We like to think the Internet made working from home possible, but people have always worked AT home. I ran across these old photos as I was scanning a tray of old slides from 1974. Today, of course, most of the things you see here have been replaced.
The typewriter has been replaced by the word processor. The desk calendar has moved to my phone. The gray container is a humidor that held a set of technical drafting pens. Drafting moved to Computer Aided Design. Even the pencils play a much smaller role today. None of the classrooms where I teach have pencil sharpeners. I seldom use pencils outside of my workshop.
There is an HP-45 calculator setting atop the book. It's just out of the frame to the right. It was the closest thing to a computer at the time. The first computer kit (The Altair) would be introduced the following year and "Personal Computers" wouldn't really become useful for for another decade. The Internet wouldn't be generally available until several years after that.
Lightroom and Photoshop have replaced the darkroom you see in photo to the left. (The enlarger is covered to protect it from dust.)
My only phone was wired to the wall in the kitchen. I hadn't yet had an extension phone installed in the office. Cell phones wouldn't be around for several years.
Things have certainly changed. The Technical pens, calculator, typewriter and darkroom equipment cost about $10,000 in today's dollars.
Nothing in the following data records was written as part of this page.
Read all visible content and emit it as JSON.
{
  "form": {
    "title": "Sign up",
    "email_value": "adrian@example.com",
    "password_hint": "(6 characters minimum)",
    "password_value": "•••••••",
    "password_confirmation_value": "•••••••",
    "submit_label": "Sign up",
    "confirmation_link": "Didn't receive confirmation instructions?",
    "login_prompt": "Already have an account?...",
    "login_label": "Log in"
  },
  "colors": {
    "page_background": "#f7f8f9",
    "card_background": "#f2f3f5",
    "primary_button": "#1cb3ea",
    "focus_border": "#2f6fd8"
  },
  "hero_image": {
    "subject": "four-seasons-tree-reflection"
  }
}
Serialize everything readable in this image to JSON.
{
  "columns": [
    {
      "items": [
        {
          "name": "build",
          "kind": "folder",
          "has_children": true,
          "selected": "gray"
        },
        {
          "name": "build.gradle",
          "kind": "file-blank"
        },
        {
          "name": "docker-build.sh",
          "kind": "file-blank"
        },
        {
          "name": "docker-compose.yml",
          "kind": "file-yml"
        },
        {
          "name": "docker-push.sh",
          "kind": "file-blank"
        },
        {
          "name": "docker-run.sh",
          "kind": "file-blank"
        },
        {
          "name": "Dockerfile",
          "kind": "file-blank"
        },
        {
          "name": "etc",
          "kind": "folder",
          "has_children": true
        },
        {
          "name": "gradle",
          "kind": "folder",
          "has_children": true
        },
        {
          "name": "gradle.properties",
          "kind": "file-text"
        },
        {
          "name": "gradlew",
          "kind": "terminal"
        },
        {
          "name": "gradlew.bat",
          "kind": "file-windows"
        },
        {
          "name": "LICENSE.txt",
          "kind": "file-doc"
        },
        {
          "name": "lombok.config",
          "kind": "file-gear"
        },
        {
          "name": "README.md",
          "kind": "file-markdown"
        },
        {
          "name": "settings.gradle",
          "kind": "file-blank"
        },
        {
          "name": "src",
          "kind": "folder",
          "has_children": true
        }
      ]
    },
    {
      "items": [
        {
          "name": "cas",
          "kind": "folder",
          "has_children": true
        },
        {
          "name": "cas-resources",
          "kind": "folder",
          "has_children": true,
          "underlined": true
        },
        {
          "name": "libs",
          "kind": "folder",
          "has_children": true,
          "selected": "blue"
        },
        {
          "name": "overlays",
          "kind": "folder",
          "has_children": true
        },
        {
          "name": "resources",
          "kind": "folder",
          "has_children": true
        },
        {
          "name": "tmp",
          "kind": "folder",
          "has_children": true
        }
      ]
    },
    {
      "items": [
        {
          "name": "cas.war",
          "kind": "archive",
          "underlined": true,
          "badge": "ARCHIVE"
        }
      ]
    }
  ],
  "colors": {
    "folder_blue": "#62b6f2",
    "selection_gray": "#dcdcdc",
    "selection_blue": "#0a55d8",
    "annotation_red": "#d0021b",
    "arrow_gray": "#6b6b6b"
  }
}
Now, I could do the work of all of these tools on a relatively inexpensive laptop computer. If I tried hard enough I could do most of the work on my phone.